GEORGE F. LEE / GLEE@STARBULLETIN.COM
Colorful yuletide wreaths made of crepe paper adorned the stand of Kapiolani Medical Center for Women and Children patient Jacquline Steves, 6, last week as she fashioned Christmas crafts with Kawaiahao School volunteer Kuulei Akaka at this year's Christmas party at the hospital.
Afflicted children enjoy holiday party
Kids with cancer get into the holiday spirit at the celebration
Honored guests at the Christmas party were easily identified in the crowd of about 200 by their colorful "Santa's Helper" hats.
Wearing them were children who have been or are being treated for cancer -- many pulling gaily decorated intravenous machines.
They gave the big man in the red suit the warmest possible greeting when he dropped in, clasping him with their little arms. Every one of the 150 children received a gift.
The eighth annual party for the Hawaii Children's Cancer Foundation was hosted last week by Danny and Charlotte Graham of Graham Builders and planned by Noreen Kamiya.
The second floor dining room at Kapiolani Medical Center for Women and Children was packed with celebrants enjoying the decorations, dinner and entertainment last week.
Adults and kids were enthralled with Greg Gabaylo's pro bono performance, which showed why he's described as the world's fastest juggler. He went from balls, eggs and hoops to machetes, juggling them with an apple while taking bites from it.
Kawaiahao School volunteers helped children decorate bags for gifts and do various crafts.
Maui firefighter Vince Steves was in a craft room with his 6-year-old daughter, Jacquline, diagnosed with bone cancer in April.
"She was in a lot of pain all the time," he said. "They couldn't figure it out until we came here (to Kapiolani)."
His wife, Annette, was home with their second daughter, Dominque, 9. The two have been going back and forth from Maui, he said.
"It's really crazy," Steves said, adding that they stay at the Ronald McDonald House in Honolulu.
Dr. John Lederer, president of the Hawaii Children's Cancer Foundation, said the annual party gives children with cancer an opportunity to celebrate Christmas in a normal way.

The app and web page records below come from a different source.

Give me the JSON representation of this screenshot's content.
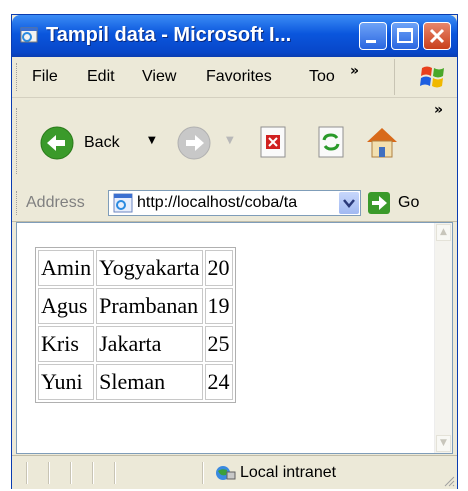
{
  "window": {
    "title": "Tampil data - Microsoft I..."
  },
  "menu": {
    "items": [
      "File",
      "Edit",
      "View",
      "Favorites",
      "Too"
    ],
    "overflow": "»"
  },
  "toolbar": {
    "back_label": "Back",
    "overflow": "»"
  },
  "address": {
    "label": "Address",
    "url": "http://localhost/coba/ta",
    "go_label": "Go"
  },
  "table": {
    "rows": [
      [
        "Amin",
        "Yogyakarta",
        "20"
      ],
      [
        "Agus",
        "Prambanan",
        "19"
      ],
      [
        "Kris",
        "Jakarta",
        "25"
      ],
      [
        "Yuni",
        "Sleman",
        "24"
      ]
    ]
  },
  "status": {
    "zone": "Local intranet"
  },
  "icons": [
    "ie-window-icon",
    "minimize-icon",
    "maximize-icon",
    "close-icon",
    "windows-logo-icon",
    "back-arrow-icon",
    "forward-arrow-icon",
    "stop-icon",
    "refresh-icon",
    "home-icon",
    "page-icon",
    "go-arrow-icon",
    "intranet-globe-icon"
  ],
  "colors": {
    "titlebar": "#0a56dd",
    "close_button": "#c9401c",
    "chrome": "#ece9d8",
    "back_button": "#3a9a2a"
  }
}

It's "a little respite" from one to two years of chemotherapy and radiation, said Lederer, medical director of Queen's Nae'a Radiology Department.
GEORGE F. LEE / GLEE@STARBULLETIN.COM
"It helped my family a lot and helped a lot of families with medical bills."
The 8-year-old had leukemia at age 5 and decided to give back by raising money for the Hawaii Children's Cancer Foundation
Kaela Teho, 8, who said she "used to have leukemia" when she was 5, decided to trick-or-treat for money for the foundation instead of candy two years ago.
"It helped my family a lot and helped a lot of families with medical bills," she said.
She collected $417 last year on her own and this year, with help from 'Iolani classmates and others, raised $9,582 for the foundation.
The foundation last year provided more than $200,000 in assistance to Hawaii families with children diagnosed with cancer. It also provides comfort, support and information for the children and families.
Kaela's 4-year-old sister, Lily, and parents, Kendis and Matt, were at the party helping with festivities. "She's already talking about (collecting money) next year," Kendis Teho said.
She said Kaela finished 2 1/2 years of chemotherapy treatments in September. The HCCF helped them with the mortgage on their Kaimuki home and other expenses when they were caring for their daughter and couldn't work, she said. She is a dietitian and her husband is a real estate analyst, she said. Both are self-employed.
Kendis Teho said the foundation's financial assistance program is the only one of its kind in the state. It's supported by grants and donations.
Marius and Nalani Almarza of Ewa Beach said they're trying to get the Department of Education to establish services for kids with cancer because they're not included in the special education system.
"Parents who have children going to school not only have to fight cancer disease but have to fight the DOE system to get services," he said.
He said he and his wife are trying to educate the DOE about the needs for children who might have learning disabilities after treatment for cancer.